Matt is a musician and occasionally a composer. He knows music theory better than anyone I know. I wondered if he thought the standard progressions were boring, hackneyed, old-school, overdone.
“No,” he said. “I don’t think we’ll ever get past that in popular music.”
“I know! Like, I hear Lady Gaga on the radio and think, Okay, this is seriously catchy stuff. What makes it so catchy? And it’s the flipping chord progressions! The same ones as ever, and yet somehow I don’t get sick of them!”
“Yeah,” he said. “People will never get sick of them. They’ll totally stick around forever.”
He didn’t really say if he thought that was a good thing or not.
Marc Hirsh at the Boston Globe calls the Iron & Wine progression the “sensitive female chord progression.” Some worthwhile quotes:
Let’s call this the Sensitive Female Chord Progression, so named because . . . well, because when I first noticed it in 1998 (when I became keenly aware that Sarah McLachlan’s “Building a Mystery” sounded an awful lot like Joan Osborne’s “One of Us”), it seemed to be the exclusive province of Lilith Fair types baring their souls for all to see. Think Jewel’s “Hands.” Melissa Etheridge’s “Angels Would Fall.” Nina Gordon’s “Tonight and the Rest of My Life.” . . .
Hooters guitarist Eric Bazilian, the songwriter behind “One Of Us,” has a particular interest in it. “I think it’s a comforting chord progression,” he says. “It was iconic with Heart. It became more iconic with Joan [Osborne]. It became even more iconic with Sarah McLachlan. There’s not a lot of testosterone in it, even though [‘One of Us’] was written by a man. But it was written by a man to impress a girl. Think about that.” . . .
. . . when Beyoncé wanted to tug at the heartstrings, she knew exactly which tool to use.
This post is clearly getting away from me. There’s more to misty-but-tactile sense memories to talk about that I haven’t touched on: muscle memory (and the Beatles, according to NPR), Roland Barthes on gesture and musical “grain” and memory (as explored in Michael David Szekely’s “Gesture, Pulsion, Grain: Barthes’ Musical Semiology,” which I haven’t read yet), and worlds and worlds of thoughts about touch and taste in addition to sound.

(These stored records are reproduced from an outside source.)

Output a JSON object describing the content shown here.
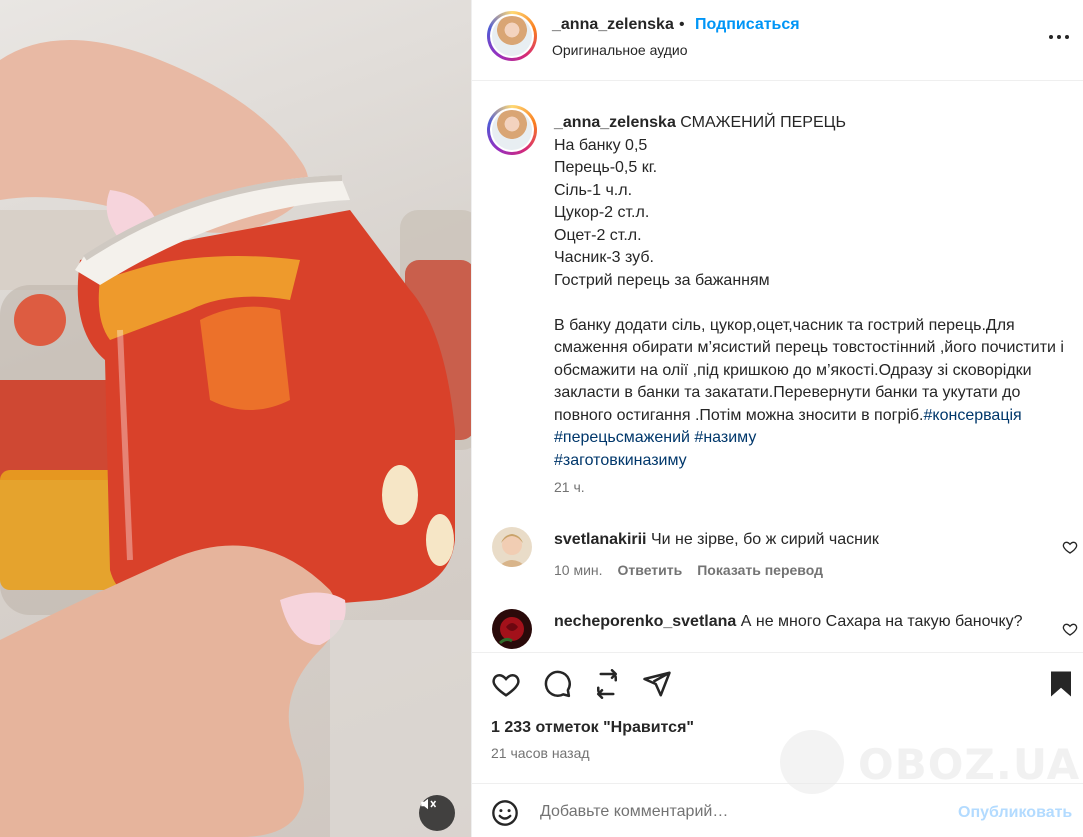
{
  "post": {
    "username": "_anna_zelenska",
    "dot": "•",
    "follow_label": "Подписаться",
    "audio_label": "Оригинальное аудио",
    "more_icon": "more-horizontal-icon"
  },
  "caption": {
    "username": "_anna_zelenska",
    "text": " СМАЖЕНИЙ ПЕРЕЦЬ\nНа банку 0,5\nПерець-0,5 кг.\nСіль-1 ч.л.\nЦукор-2 ст.л.\nОцет-2 ст.л.\nЧасник-3 зуб.\nГострий перець за бажанням\n\nВ банку додати сіль, цукор,оцет,часник та гострий перець.Для смаження обирати м’ясистий перець товстостінний ,його почистити і обсмажити на олії ,під кришкою до м’якості.Одразу зі сковорідки закласти в банки та закатати.Перевернути банки та укутати до повного остигання .Потім можна зносити в погріб.",
    "hashtags": [
      "#консервація",
      "#перецьсмажений",
      "#назиму",
      "#заготовкиназиму"
    ],
    "time": "21 ч."
  },
  "comments": [
    {
      "username": "svetlanakirii",
      "text": " Чи не зірве, бо ж сирий часник",
      "time": "10 мин.",
      "reply_label": "Ответить",
      "translate_label": "Показать перевод"
    },
    {
      "username": "necheporenko_svetlana",
      "text": " А не много Сахара на такую баночку?"
    }
  ],
  "actions": {
    "like_icon": "heart-icon",
    "comment_icon": "comment-icon",
    "repost_icon": "repost-icon",
    "share_icon": "send-icon",
    "save_icon": "bookmark-icon"
  },
  "likes_text": "1 233 отметок \"Нравится\"",
  "posted_ago": "21 часов назад",
  "composer": {
    "placeholder": "Добавьте комментарий…",
    "publish_label": "Опубликовать",
    "emoji_icon": "emoji-icon"
  },
  "watermark": "OBOZ.UA",
  "colors": {
    "link_blue": "#0095f6",
    "hashtag": "#00376b",
    "publish_disabled": "#b3dbff",
    "text": "#262626",
    "muted": "#737373"
  }
}
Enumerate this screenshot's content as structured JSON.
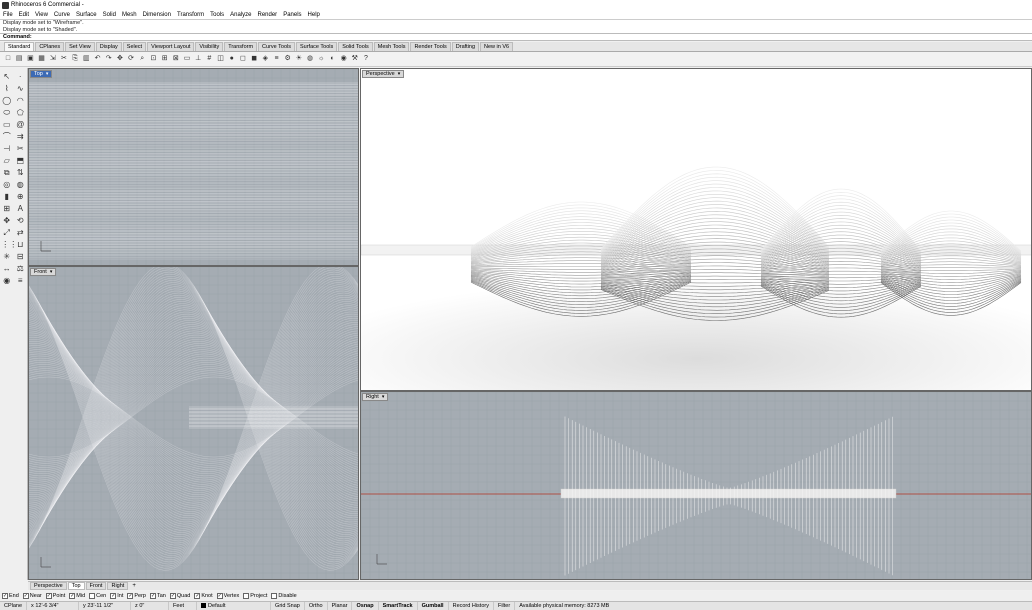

And yet, there’s something familiar about that feeling too: the familiar memory of being so into a piece of writing that it wandered away from where I thought it would go into somewhere else. We come to writing (the most “misty-but-tactile” craft I can imagine) in the same way we come to sounds and chord progressions: connecting the new with the familiar, recursively adding to our memories, reliving our lives.